As for the horse race, I think the pace of launches comes way down (I disagree with Lara here — markets matter), so if we crossed 300 launches in 2023, I’d be surprised. I wouldn’t, however, be surprised by 2023 being our first $1 trillion year for flows. Even in boring markets, the flows story never abates.

Rosenbluth: Dave, not only would I not be surprised by $1 trillion in flows next year, I expect it to occur. And I think you are too low with your launch forecast. We’ve had lots of new entrants over the last couple of years: Matthews Asia, Federated, Harbor Capital, Neuberger Berman, DoubleLine, Capital Group, Touchstone) and Morgan Stanley is coming soon. They will not slow down their efforts to broaden the lineup. So as far as new ETFs, I think we’ll see 450 new ETFs in 2023 (without looking up where we are at right now). I do not expect a high-tide wave of single-stock launches in 2023, though.

While I’m thinking of new launches, I was also excited for the Fairlead Tactical Sector ETF (TACK), which is run by Katie Stockton as a fund of funds using technical analysis. I love when people bring expertise to the ETF market and gain efficiency, and Katie is smart and makes a compelling case with her strategy.

Dave, I thought you might’ve listed [as one of your favorites] one of the many ESG ETFs that came out.

Nadig: I agree that TACK has real appeal, and unemotional technical investing has a big audience. Even if you’re not a technical analysis believer, Katie’s commentary on the markets I find incredibly helpful in understanding the context of the market.

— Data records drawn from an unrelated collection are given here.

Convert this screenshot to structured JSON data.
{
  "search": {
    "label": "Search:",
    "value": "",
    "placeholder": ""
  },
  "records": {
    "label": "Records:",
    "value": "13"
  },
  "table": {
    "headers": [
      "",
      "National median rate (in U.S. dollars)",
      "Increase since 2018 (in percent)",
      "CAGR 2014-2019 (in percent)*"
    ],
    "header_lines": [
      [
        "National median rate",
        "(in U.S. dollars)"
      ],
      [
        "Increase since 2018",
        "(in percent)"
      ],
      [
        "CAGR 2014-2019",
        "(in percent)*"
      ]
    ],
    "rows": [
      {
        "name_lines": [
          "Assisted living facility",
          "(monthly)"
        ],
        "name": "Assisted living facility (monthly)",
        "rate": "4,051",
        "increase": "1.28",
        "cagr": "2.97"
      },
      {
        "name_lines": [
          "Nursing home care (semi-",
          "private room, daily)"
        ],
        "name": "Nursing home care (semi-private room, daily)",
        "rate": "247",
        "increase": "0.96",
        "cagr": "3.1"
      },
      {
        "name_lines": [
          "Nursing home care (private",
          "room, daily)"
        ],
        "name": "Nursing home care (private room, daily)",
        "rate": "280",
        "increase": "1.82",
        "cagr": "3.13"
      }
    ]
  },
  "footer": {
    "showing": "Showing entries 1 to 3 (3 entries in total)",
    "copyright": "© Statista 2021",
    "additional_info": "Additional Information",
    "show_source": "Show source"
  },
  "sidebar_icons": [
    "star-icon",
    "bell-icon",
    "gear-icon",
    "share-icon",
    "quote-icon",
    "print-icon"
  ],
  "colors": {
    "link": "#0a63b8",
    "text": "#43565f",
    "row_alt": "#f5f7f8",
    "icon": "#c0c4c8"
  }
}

As for ESG… the reality is that the market hasn’t cared much about ESG this year, and I’m not sure that turns around massively in the next year. I think the big battle for ESG is going to end up being much more around stewardship and voting, rather than “is Exxon better/worse than Tesla” based on over-abstracted single-scores.

While ESG investing isn’t going anywhere, I think the initial rush of launches and marketing is behind us, and now, as usually happens, I suspect the best approaches will win in the marketplace of ideas. It’ll just take some time.

Rosenbluth: True, but I like that we have more ESG choices, like the Xtrackers S&P ESG Dividend Aristocrats ETF (SNPD), as well as S&P 500 growth and value products from DWS. For advisors that want to shift to an ESG allocation model, they have the tools to do so.

Roxanna Islam, associate director of research, VettaFi: I’ll throw in the WisdomTree Battery Value Chain and Innovation Fund (WBAT), which launched in February. I think electric vehicles are one of the most compelling ideas in the thematic space. It’s not a matter of “if” they will happen — it’s just a question of when exactly we will transition and how companies will execute. Batteries and other supporting technologies are among the earliest beneficiaries of this trend, and it’s great seeing recognition of this silo within the EV market.

Yes, there were a few ETFs in battery technology, like LIT and BATT, that launched before this year, but it will be interesting to see how WBAT compares, given that it currently has less materials exposure and higher exposure to industrial constituents that are further up the value chain (that’s a 40% weighting to industrials vs. just under 20% for LIT and BATT).

For ETF launches, I think next year will be difficult to predict, but it may be slightly higher than this year. So I’ll pick a round number and say 450 new launches, too.

You have to consider the economic environment and investor risk aversion and how that will play into new launches. But the great thing about ETFs is that they’ve always been built on innovation (e.g., all the unique launches Lara mentioned above like single-stock ETFs, short bitcoin futures ETFs, etc.). So I think there will still be a few new surprises next year as well.

Rosenbluth: I will now predict 451 new ETFs in 2023, so as to be ahead of Roxanna in true “Price is Right” style. I have high hopes of winning the prize of a framed photo of the VettaFi Voices together at Exchange. (We are doing that, right? Right?)

Be sure to catch the VettaFi Voices, as well as a host of experts, at Exchange, on February 5–8, 2023, in sunny Miami, Florida. To learn more about the event and register, please visit the Exchange website.